I didn't get all crazy with food, so I didn't gain any weight. But as far as bag training and conditioning, it takes only four days to fall out of shape. And the kind of training I was going through in Colorado Springs, Colo., as I prepared for worlds was a lot different from what I was doing at home after worlds. I definitely lost some fitness as I waited to hear if there would be a spot for me.
I thought I was going to get the news from USA Boxing on Friday. That didn't happen, and so I had to wait a couple of more days, which only stressed me out more. Then on Monday morning, they told me I'd get a phone call, and I just said, "I don't want the call to come. I don't want to hear it." The documentary crew that has been filming me came to wait with me for the call, and every minute closer, I felt more anxious. I was so nervous and shaky and nauseous -- it was like I was about to fight.

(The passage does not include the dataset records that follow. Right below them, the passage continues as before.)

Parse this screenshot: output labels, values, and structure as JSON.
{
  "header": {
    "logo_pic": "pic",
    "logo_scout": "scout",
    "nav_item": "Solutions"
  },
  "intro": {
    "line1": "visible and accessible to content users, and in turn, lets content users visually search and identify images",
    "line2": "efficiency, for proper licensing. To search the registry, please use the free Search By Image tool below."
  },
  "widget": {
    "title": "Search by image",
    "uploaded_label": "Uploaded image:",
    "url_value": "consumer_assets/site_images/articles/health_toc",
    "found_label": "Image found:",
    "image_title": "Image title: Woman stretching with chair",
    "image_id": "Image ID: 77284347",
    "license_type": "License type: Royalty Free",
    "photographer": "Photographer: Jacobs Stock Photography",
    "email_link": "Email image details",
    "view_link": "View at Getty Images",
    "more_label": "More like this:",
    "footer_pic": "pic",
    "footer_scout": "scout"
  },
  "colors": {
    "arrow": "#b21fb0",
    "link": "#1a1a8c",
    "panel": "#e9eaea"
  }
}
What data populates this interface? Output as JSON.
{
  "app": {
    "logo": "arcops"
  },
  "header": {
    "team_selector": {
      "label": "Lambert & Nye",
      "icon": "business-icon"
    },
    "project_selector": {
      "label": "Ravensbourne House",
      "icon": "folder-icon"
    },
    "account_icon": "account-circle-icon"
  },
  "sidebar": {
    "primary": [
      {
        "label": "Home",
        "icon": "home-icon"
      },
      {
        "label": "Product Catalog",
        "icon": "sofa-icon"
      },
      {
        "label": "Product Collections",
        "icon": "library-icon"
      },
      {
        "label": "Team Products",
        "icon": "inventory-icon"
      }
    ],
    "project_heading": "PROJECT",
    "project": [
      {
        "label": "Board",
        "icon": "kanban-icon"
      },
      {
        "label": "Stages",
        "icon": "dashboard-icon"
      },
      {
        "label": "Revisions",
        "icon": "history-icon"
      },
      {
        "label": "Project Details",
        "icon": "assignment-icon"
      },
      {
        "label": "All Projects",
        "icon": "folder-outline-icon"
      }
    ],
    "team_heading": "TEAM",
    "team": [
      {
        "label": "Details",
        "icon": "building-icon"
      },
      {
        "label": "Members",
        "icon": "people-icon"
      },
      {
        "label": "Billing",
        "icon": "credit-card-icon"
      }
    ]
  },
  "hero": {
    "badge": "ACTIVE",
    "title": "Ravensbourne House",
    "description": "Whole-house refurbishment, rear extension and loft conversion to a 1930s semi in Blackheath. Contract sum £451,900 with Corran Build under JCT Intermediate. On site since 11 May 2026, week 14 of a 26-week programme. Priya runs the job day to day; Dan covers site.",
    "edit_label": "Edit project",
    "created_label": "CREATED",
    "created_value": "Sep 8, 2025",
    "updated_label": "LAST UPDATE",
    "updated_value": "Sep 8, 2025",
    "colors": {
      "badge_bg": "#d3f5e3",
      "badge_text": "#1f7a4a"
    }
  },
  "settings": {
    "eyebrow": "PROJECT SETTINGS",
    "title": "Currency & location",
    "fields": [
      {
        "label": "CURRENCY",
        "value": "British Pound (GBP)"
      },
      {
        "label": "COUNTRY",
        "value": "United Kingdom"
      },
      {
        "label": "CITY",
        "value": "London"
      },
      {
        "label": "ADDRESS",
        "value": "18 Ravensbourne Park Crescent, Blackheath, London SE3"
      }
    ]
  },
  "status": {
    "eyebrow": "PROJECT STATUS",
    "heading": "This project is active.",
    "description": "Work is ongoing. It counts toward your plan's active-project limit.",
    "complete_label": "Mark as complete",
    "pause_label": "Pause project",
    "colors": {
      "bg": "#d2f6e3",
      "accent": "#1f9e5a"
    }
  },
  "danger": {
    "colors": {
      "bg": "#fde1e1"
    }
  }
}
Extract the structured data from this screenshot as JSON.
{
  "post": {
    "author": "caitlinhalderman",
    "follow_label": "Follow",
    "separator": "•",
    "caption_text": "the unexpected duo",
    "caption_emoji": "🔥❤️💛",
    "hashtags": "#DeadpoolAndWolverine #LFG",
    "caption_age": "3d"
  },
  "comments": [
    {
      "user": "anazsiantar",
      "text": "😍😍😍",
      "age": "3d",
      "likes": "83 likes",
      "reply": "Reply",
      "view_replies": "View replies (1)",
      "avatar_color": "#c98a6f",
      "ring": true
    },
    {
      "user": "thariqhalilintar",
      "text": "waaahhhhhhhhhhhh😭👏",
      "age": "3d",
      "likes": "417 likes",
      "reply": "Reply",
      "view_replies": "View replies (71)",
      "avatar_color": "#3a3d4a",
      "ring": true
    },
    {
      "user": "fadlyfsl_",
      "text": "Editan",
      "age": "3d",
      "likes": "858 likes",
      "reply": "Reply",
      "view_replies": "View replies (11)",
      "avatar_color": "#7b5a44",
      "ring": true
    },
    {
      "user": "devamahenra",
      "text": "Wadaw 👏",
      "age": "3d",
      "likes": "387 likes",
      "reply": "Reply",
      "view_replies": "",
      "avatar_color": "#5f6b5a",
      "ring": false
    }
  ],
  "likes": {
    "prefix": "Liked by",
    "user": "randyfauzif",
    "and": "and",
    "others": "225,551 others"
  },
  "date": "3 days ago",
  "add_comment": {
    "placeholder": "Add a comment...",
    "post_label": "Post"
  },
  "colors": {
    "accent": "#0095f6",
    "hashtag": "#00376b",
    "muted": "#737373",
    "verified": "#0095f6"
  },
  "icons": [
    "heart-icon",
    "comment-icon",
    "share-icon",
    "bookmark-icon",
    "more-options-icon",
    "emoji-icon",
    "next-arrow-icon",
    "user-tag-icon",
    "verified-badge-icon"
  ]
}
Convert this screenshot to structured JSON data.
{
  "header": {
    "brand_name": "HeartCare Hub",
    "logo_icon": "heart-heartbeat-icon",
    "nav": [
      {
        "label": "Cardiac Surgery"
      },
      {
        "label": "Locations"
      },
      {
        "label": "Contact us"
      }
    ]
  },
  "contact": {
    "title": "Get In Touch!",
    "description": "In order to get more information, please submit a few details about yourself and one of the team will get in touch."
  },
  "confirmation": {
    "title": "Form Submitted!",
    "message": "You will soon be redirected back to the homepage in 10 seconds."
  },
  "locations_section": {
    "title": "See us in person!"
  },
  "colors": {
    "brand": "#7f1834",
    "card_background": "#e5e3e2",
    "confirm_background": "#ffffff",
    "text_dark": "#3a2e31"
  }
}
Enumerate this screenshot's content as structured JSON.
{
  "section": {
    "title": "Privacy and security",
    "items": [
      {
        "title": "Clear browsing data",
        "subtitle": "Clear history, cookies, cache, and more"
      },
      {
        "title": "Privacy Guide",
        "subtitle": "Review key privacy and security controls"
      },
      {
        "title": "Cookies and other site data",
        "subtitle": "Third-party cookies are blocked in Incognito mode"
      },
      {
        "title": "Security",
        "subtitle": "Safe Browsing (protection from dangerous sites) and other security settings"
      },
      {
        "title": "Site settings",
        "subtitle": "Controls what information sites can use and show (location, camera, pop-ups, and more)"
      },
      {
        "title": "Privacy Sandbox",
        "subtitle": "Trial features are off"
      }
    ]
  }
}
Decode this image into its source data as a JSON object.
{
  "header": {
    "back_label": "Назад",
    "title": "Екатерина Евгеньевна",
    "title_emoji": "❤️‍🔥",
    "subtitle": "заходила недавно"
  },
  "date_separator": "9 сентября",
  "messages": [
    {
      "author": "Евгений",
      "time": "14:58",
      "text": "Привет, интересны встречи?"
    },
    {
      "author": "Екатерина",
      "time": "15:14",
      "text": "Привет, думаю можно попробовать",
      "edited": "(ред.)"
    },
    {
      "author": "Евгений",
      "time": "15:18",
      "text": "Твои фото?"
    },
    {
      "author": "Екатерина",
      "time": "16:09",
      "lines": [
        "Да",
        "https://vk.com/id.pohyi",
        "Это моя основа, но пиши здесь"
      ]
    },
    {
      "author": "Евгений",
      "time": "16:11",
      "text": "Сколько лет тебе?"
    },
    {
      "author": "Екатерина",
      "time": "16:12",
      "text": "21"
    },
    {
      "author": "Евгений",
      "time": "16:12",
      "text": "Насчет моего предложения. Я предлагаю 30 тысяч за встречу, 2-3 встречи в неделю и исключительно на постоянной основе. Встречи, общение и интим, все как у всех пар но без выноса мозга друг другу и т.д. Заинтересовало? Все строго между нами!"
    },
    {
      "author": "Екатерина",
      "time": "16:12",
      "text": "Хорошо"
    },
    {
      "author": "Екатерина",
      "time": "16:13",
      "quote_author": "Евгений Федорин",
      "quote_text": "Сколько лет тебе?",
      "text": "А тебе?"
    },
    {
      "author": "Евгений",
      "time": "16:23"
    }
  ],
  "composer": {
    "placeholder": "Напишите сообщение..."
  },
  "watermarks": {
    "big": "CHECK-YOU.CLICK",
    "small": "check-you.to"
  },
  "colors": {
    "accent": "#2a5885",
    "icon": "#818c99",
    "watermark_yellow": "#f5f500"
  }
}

Except this was something out of my control.
By the time Anthony Bartkowski, the executive director of USA Boxing, called, I couldn't even talk. I answered the phone, and then I told him, "Hold on, you’re going to have to give me a minute." I tried to compose myself, and then I got back on the phone, feeling kind of embarrassed, and said, "OK, I'm here."
He started out with, "Well, first of all, we'd like to thank you, Queen, for working hard and for your patience ..."
I started praying, "Please don't let there be a 'but.' I don't want to hear him say 'but.'"
There was no but.
"Congratulations," he said. "We're happy to welcome you onto the 2012 Olympic team."
I just grabbed my face and started bawling. I'm an Olympian. This is the kind of news you don't get every day. When you win or lose a fight, it doesn't feel that momentous. Even when I lost in China, the whole event felt kind of ... quiet. But when I heard those words from Anthony, all the emotions just poured out of me. I couldn't help it.
The next few hours were a blur of congratulatory phone calls and texts and emails. I was answering the phone, scheduling interviews, and didn’t really have a chance to reflect, quietly, on what had happened. It still felt so new. It was hard to realize I am an Olympian.
One thing that helped it sink in a little bit was a phone call from Marlen, who was already on the team. She told me to sign my name on something and write "2012 Olympian" underneath it. "Do it, Queen," she told me. "It's cool." I did, and that's when I started to get the realization this is really happening.
Next, I head to Colorado Springs for a pre-Olympic training camp, which starts June 27. But as far as I'm concerned, my Olympic preparations began the second I hung up that phone. Boxing all starts with your head. I have to get rid of all the negative from China, the drawn-out waiting period that followed worlds and just erase all of it.
I knew I needed a second chance. I needed for people to recognize my hard work and dedication and my skill in the sport. I'm just really looking forward to preparing to win that gold medal in London and giving it my all. After that last loss in China, I was wondering if I did enough. I know that the next time I'm in the ring, it's going to feel a lot different. I'm not going to have to wonder if I did enough to get ready.
I'm focused. I just needed to hear those words -- "you're an Olympian." That's all it took. That was what I wanted to hear.